A flat, clear section has become the white whale of urban architecture in Aotearoa. So when this site on the cusp of town and country in Ngāmotu New Plymouth came onto the market, one local couple moved fast.
Scattered with mature trees and curated planting, the land had been subdivided off the neighbour’s back garden. “I’ve never seen a site quite like it,” says Tim Bland, director at Ardern Peters Architects. “It was like walking into a botanical garden.” Employed by the owners – his parents – to design a three-bedroom house on the site, his first challenge was ensuring the home didn’t destroy the park-like atmosphere.
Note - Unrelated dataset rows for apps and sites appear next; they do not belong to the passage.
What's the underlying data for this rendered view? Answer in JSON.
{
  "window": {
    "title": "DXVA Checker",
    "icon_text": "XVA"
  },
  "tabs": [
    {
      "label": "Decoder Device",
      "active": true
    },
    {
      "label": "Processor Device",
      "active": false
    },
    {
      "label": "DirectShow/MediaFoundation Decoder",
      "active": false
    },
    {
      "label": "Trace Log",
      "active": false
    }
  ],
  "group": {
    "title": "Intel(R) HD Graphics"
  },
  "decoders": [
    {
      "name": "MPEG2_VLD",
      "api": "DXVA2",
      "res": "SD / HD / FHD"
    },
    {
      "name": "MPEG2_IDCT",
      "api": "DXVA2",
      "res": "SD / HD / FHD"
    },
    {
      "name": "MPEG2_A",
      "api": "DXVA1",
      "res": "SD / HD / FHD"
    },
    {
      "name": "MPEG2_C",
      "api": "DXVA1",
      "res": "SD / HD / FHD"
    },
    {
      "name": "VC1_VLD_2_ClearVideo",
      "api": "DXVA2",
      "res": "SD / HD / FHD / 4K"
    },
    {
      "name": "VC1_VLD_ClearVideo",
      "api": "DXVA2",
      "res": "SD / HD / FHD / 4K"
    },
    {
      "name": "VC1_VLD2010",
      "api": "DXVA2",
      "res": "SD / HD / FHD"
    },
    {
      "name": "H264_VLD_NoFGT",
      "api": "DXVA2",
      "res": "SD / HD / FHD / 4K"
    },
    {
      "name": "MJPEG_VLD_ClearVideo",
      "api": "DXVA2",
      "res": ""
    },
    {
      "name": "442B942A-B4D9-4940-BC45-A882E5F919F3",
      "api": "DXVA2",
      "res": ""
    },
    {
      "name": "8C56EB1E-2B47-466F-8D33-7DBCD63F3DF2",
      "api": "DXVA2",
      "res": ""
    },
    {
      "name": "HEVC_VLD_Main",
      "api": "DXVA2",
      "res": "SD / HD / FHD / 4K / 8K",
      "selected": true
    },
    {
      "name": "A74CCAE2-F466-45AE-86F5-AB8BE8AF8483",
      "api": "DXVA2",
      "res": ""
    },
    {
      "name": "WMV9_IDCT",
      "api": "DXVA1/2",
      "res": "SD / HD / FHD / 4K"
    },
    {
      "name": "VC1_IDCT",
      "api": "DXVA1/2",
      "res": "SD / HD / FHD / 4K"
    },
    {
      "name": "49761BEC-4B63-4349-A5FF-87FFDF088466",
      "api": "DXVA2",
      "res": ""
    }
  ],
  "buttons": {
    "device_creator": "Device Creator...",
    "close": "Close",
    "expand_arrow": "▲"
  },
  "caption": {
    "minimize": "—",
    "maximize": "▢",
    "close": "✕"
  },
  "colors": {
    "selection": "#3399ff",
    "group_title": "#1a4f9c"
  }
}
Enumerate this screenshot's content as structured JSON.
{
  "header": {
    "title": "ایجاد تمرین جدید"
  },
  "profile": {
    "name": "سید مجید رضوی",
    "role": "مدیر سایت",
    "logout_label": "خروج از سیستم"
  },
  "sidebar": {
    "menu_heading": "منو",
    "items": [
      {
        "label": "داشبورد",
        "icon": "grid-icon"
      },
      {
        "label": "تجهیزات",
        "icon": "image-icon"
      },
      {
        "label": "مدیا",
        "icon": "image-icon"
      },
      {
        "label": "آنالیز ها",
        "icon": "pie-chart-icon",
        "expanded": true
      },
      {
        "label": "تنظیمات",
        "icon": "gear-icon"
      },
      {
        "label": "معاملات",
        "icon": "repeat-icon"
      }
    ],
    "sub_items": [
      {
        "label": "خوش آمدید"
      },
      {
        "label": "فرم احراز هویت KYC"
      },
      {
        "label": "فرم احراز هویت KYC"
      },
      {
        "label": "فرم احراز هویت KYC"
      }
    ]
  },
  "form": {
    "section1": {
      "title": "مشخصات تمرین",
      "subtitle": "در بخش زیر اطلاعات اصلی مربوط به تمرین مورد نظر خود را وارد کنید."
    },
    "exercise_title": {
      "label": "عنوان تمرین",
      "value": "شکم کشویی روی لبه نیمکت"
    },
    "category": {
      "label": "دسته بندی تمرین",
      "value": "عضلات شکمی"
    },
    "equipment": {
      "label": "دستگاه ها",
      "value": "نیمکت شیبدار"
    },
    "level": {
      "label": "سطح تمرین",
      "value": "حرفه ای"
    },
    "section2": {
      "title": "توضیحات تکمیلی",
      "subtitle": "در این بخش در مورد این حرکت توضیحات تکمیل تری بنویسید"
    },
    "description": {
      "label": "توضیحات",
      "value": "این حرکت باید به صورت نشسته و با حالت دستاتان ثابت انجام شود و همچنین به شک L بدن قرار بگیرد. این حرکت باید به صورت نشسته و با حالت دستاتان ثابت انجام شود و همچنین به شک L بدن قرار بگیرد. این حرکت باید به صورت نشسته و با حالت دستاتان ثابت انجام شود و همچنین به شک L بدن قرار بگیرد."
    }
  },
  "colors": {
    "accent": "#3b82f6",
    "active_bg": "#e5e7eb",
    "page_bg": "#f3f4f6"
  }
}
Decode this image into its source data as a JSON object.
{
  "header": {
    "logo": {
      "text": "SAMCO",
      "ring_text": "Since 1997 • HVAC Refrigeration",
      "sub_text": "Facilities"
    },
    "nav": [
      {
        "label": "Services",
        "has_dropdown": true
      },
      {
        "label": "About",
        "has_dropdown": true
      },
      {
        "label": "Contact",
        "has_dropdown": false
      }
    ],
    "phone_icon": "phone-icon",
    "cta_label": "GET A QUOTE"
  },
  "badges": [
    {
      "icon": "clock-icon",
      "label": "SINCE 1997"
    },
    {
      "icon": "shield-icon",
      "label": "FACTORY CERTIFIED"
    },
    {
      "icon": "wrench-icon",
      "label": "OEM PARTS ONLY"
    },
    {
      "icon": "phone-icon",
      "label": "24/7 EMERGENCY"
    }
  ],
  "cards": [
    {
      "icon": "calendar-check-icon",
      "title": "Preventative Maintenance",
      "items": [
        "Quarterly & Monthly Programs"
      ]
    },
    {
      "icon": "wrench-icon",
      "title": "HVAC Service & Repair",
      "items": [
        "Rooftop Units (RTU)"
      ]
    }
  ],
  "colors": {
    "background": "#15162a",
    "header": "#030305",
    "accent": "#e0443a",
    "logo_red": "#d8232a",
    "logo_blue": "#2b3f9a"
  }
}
“I planted the house quite centrally so that you were surrounded by a 360-degree garden,” Bland explains. With 10 grandchildren living locally, the owners frequently play host to family and friends, so maximising the home’s connection to the outdoors was crucial – as was safety. They wanted multiple viewpoints to the outside, minimal trip hazards and a single-level floorplan. The house also needed to consider the climate, with protection from the rain and strong westerly winds.
The home centres around a generous kitchen and living space, which flows outdoors through open-corner sliding doors from Altherm’s APL Architectural Series. A louvred roof shelters the verandah from rain and shields the living spaces from harsh sunlight. An outdoor fire and flawless lawn complete this entertainer’s haven. The home’s low roof, clerestory windows and pavilion-like form cast a mid-century tint over its aesthetic. “I think it’s a really elegant period of design, so that unintentionally bubbled to the surface,” says Bland.
While family-focused, the house also caters to the couple’s time alone. A solid rock wall made from Taranaki river stone delineates public and private spaces, cutting right through the building. This separation affords the bedrooms and home office an added sense of intimacy. In the office, a slotted Altherm Metro Series window punctures the rock. Though Bland admits the logistics were “complex”, the garden view serves as ample reward.
Bland’s parents invited him to explore his creativity with this home, but the architect felt a heightened sense of responsibility throughout the design and build. “If even a little thing went wrong, then I would be reminded of that mistake every time I visited,” he says. As you take in the new home, nestled contently in its established surrounds, it appears the architect can rest easy.